The study also notes that the trend toward personalization—of product offerings as well as marketing methods—has emerged from these larger macro demographic, cultural and economic trends. Increasingly tech-savvy consumers, aware that data is the real new commercial currency, are willing to share more personal information and engage in a more intimate relationship with brands. However, in return they expect more personalized and heightened experiences. The role of traditional marketing segmentation is at best limited, the imperative being to customize to the level of ‘markets of one.’
“The ‘mass’ market is over, for all intents and purposes,” said Greg Portell, A.T. Kearney Consumer & Retail practice leader for the Americas, in the release. “Embracing trust, influence and personalization as the new commercial mantra for success will be key for all brands and retailers, global and local, in the future.”

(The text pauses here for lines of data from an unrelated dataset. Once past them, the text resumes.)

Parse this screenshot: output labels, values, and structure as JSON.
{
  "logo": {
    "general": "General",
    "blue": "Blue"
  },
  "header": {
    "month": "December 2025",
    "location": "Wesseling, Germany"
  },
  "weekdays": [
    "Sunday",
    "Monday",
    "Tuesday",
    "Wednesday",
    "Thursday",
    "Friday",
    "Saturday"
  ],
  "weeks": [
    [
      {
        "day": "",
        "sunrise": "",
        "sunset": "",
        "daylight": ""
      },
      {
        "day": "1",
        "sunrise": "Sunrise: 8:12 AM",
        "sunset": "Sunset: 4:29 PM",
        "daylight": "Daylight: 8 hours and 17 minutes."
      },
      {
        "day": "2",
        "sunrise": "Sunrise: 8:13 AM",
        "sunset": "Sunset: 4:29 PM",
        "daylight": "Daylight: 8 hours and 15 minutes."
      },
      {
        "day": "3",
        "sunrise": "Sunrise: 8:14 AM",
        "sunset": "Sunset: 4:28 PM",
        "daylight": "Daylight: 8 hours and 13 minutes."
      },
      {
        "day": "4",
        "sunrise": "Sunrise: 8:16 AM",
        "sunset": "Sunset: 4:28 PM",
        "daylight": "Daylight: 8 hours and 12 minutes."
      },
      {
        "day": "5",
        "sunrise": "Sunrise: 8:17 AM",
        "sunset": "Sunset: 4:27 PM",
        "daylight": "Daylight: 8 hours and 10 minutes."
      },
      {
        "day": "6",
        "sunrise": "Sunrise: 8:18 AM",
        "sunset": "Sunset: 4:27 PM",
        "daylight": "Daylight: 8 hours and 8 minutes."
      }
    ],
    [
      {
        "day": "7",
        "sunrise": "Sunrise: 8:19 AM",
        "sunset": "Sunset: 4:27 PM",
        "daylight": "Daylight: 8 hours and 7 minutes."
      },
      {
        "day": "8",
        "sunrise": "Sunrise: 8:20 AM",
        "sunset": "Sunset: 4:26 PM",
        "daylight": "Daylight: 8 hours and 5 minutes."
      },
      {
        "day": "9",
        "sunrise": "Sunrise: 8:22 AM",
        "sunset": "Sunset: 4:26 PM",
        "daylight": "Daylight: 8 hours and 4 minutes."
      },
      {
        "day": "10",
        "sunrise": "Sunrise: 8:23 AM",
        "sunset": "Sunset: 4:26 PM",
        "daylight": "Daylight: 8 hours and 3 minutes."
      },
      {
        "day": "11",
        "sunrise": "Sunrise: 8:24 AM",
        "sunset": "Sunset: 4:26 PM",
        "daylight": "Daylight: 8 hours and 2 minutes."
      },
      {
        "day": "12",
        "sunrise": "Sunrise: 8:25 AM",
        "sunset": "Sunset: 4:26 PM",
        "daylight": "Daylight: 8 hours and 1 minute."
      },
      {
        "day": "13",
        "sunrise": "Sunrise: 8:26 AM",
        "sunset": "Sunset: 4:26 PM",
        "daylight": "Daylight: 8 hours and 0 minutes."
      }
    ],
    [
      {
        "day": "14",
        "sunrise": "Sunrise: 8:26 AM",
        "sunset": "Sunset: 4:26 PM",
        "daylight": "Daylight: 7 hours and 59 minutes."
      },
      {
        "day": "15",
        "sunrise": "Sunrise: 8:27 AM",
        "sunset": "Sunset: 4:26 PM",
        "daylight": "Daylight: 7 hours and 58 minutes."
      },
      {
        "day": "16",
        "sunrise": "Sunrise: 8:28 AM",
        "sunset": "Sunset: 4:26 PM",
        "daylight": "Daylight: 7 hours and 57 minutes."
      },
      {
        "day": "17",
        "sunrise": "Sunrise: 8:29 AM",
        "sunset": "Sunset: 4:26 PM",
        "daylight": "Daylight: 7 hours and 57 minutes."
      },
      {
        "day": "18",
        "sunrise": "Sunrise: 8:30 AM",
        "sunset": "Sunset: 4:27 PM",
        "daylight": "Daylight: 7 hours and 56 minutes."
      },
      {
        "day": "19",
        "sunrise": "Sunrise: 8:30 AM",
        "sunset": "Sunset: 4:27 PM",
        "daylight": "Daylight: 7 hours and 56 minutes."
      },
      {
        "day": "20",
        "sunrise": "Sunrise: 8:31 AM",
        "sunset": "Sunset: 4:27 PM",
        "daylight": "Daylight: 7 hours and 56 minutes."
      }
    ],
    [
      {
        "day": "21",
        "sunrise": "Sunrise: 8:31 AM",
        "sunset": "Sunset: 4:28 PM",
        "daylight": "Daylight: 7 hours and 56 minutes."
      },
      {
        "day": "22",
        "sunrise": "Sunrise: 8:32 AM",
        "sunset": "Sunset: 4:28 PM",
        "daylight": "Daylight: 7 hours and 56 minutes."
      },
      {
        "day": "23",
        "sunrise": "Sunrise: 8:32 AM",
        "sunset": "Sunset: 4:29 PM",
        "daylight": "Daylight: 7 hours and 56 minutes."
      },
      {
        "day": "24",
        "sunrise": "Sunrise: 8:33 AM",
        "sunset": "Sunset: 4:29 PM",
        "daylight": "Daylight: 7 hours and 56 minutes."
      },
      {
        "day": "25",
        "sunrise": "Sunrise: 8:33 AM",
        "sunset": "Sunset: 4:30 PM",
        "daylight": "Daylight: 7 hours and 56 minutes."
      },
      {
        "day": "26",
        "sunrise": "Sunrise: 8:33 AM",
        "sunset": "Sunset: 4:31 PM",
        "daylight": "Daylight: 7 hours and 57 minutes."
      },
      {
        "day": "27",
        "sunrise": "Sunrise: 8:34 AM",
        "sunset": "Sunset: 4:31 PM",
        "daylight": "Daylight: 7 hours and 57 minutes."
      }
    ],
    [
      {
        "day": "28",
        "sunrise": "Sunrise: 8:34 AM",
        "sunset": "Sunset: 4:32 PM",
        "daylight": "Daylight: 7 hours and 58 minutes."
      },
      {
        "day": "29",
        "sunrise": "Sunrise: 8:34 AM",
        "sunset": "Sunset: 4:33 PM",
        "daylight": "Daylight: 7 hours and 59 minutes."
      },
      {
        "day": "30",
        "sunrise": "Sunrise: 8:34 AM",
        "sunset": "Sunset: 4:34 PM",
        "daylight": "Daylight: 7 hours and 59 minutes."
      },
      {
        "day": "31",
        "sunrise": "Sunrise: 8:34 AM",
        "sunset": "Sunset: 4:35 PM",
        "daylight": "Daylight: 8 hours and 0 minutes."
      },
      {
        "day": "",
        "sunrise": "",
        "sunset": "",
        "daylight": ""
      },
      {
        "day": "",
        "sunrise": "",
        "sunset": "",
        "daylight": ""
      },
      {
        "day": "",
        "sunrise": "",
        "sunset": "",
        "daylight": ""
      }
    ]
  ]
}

Part of an ongoing study looking at changes in markets, economics, geopolitics, demographics and culture in the next ten years, the 2017 Global Future Consumer Study is an overview of extensive work done polling more than 7,000 consumers globally on issues relating to their relationship to brands, products and services, and spending. Different regional iterations and aspects of the study, including U.S. specific results, will be released within the coming year.